How to talk to your kids about Russia's invasion of Ukraine
Listening, connecting and being honest are key, experts say
As Russia's invasion of Ukraine enters its third week, the images and information coming from the area are frightening and disturbing — and all the more alarming for kids and teens.
Photos and videos of crying, displaced and even injured children are being displayed on the news and social media, leaving kids across Canada working to process the distressing images and grappling with confusion about the conflict.
Lindsay Jones, the manager of mental health and psychosocial support with the Canadian Red Cross, says parents and caregivers can assume most kids, particularly school-aged children, have had some exposure to the war through social media, TV or podcasts — and that's an excellent place to start.
"And if we begin there we can then initiate discussions with them on how much they know, just creating that support — asking what they know, what they've heard — creating that space for them to ask questions they might have," she told CBC News: Compass host Louise Martin.
I think it's good for children to be aware of what's happening in Ukraine but it's also good for parents and caregivers to be a little more tuned in to what their children are listening to and watching, and offering a little more supervision where possible.— Lindsay Jones, Canadian Red Cross
"Depending on the age of the child, there may be more or less confusion about what's happening. But just connection with your child is so important in that regard, and validating those feelings they may be having — the fear, the confusion, the anxiety — because these are human responses to what we're seeing."
Stephen Butler, a child clinical psychologist and professor at the University of Prince Edward Island, advises keeping it simple and straightforward. He suggests parents steer clear of offering too much information or too many details, focusing instead on the child and their thoughts or feelings.
"You really want to match your discussion and your messages to the age of the child and what they're able to understand," he said.
"Even for really young kids, you know preschoolers, starting with where the child is at really means getting them to express themselves so you really want to have them talking and so another general principle or guideline that I follow is you really want them talking a lot more than I'm talking … you really want to hear from them."
He said older kids and teenagers can likely sustain a longer conversation, but the principle is the same.
"You really want to be hearing from them as much as possible and then respond to that, rather than the person, the parent, talking to them for long periods of time."

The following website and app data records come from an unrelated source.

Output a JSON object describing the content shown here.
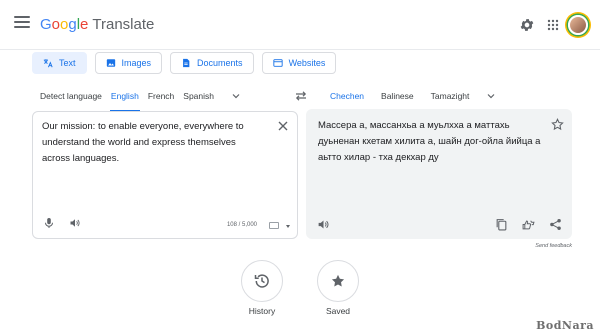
{
  "header": {
    "logo_word": "Google",
    "product_name": "Translate",
    "icons": [
      "menu-icon",
      "gear-icon",
      "apps-grid-icon",
      "avatar"
    ],
    "brand_colors": [
      "#4285f4",
      "#ea4335",
      "#fbbc05",
      "#34a853"
    ]
  },
  "modes": [
    {
      "label": "Text",
      "icon": "translate-icon",
      "active": true
    },
    {
      "label": "Images",
      "icon": "image-icon",
      "active": false
    },
    {
      "label": "Documents",
      "icon": "document-icon",
      "active": false
    },
    {
      "label": "Websites",
      "icon": "website-icon",
      "active": false
    }
  ],
  "source_langs": [
    "Detect language",
    "English",
    "French",
    "Spanish"
  ],
  "source_active": "English",
  "target_langs": [
    "Chechen",
    "Balinese",
    "Tamazight"
  ],
  "target_active": "Chechen",
  "source": {
    "text": "Our mission: to enable everyone, everywhere to understand the world and express themselves across languages.",
    "char_count": "108 / 5,000"
  },
  "target": {
    "text": "Массера а, массанхьа а муьлхха а маттахь дуьненан кхетам хилита а, шайн дог-ойла йийца а аьтто хилар - тха декхар ду"
  },
  "feedback_label": "Send feedback",
  "bottom": {
    "history_label": "History",
    "saved_label": "Saved"
  },
  "watermark": "BodNara",
  "accent_color": "#1a73e8"
}
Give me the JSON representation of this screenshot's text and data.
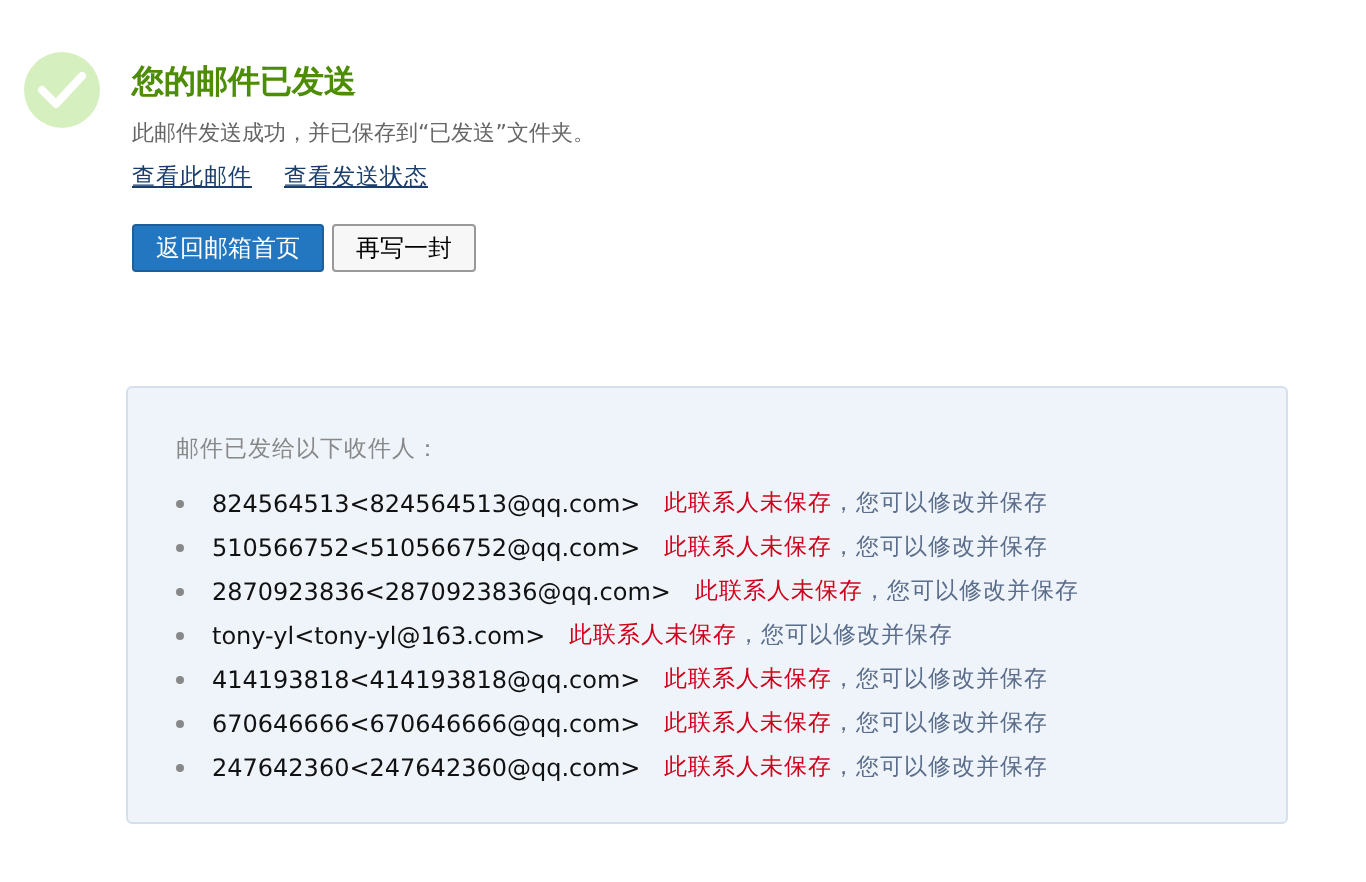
{
  "status": {
    "title": "您的邮件已发送",
    "message": "此邮件发送成功，并已保存到“已发送”文件夹。"
  },
  "links": [
    "查看此邮件",
    "查看发送状态"
  ],
  "buttons": [
    {
      "label": "返回邮箱首页",
      "kind": "primary"
    },
    {
      "label": "再写一封",
      "kind": "secondary"
    }
  ],
  "recipients": {
    "heading": "邮件已发给以下收件人：",
    "items": [
      {
        "address": "824564513<824564513@qq.com>",
        "warning": "此联系人未保存",
        "hint": "，您可以修改并保存"
      },
      {
        "address": "510566752<510566752@qq.com>",
        "warning": "此联系人未保存",
        "hint": "，您可以修改并保存"
      },
      {
        "address": "2870923836<2870923836@qq.com>",
        "warning": "此联系人未保存",
        "hint": "，您可以修改并保存"
      },
      {
        "address": "tony-yl<tony-yl@163.com>",
        "warning": "此联系人未保存",
        "hint": "，您可以修改并保存"
      },
      {
        "address": "414193818<414193818@qq.com>",
        "warning": "此联系人未保存",
        "hint": "，您可以修改并保存"
      },
      {
        "address": "670646666<670646666@qq.com>",
        "warning": "此联系人未保存",
        "hint": "，您可以修改并保存"
      },
      {
        "address": "247642360<247642360@qq.com>",
        "warning": "此联系人未保存",
        "hint": "，您可以修改并保存"
      }
    ]
  }
}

You don't need to have the answers
Butler said parents need to give themselves permission not to have all the answers, but instead aim to listen and offer support.
"It's an amazing world in many ways but it can be a difficult world and … we often just don't know or we know a little bit.… It's actually, I think, more important to be able to talk to and listen to our kids than to be experts, than to know the answers," he said.
"Kids, in my experience, don't need us to know everything. They don't need us to always know. And in fact, one of the things they're maybe looking to us for is to be able to understand, to accept their feelings, to help them feel secure."
Jones said parents and caregivers can turn to reliable and legitimate news sources so they're better able to answer questions, but stressed that that shouldn't be the primary focus of any conversations with their kids.
"The truth is, there may still be things parents don't know and answers that they don't have," she said. "What's more important is to connect with your child … more than getting every fact straight."
Watch for signs of distress, limit social media
The key, Butler said, is making sure you have a relationship in which your kids already know they can talk to you openly and honestly — and you can lay that groundwork just by showing an interest in who they are before you're faced with tough conversations.
Kids, in my experience, don't need us to know everything. They don't need us to always know.— Stephen Butler, child clinical psychologist
"It's kind of having this openness and this curiosity about the child's world— how they're thinking, what they're experiencing, what's important to them. I don't mean to sound over-simplistic but the best thing, I think, is you build that in every day," he said.
"It may sound simple, but I think that's the start of it all."
Jones said signs of distress, or what's called vicarious trauma, can differ depending on the age of the child. Younger kids, she said, might display regressions or have more tantrums while an older child or teen might be socially withdrawn or have trouble sleeping.
She advises parents to keep an eye out for what change looks like in their specific child.
"So [a] significant change for the worse will give you a better indication of how your child is coping. And if you see big changes, it's good to check in with them and if you're really concerned, consult your medical provider."
Social media can play a role in enhancing exposure to trauma, she said, so parents and caregivers should limit exposure in general but especially during an unfolding crisis.
"Now more than ever, we're seeing a generation of young people that are so deeply connected to the world — and I think there's a lot of good in that. But that also comes with a risk of them being inundated with stories like this," she said.
"I think it's good for children to be aware of what's happening in Ukraine but it's also good for parents and caregivers to be a little more tuned in to what their children are listening to and watching, and offering a little more supervision where possible."
Jones said the fundraising efforts taking place in schools and in communities across the country give kids a way to take positive action rather than feeling overwhelmed.
"It's wonderful to engage children in part of the solution to this, even if it's in a very small way," she said.
"These are all great ways for kids to feel less helpless and powerless in this situation which can help their overall coping and mental health in this context."
With files from CBC News: Compass and Jessica Doria-Brown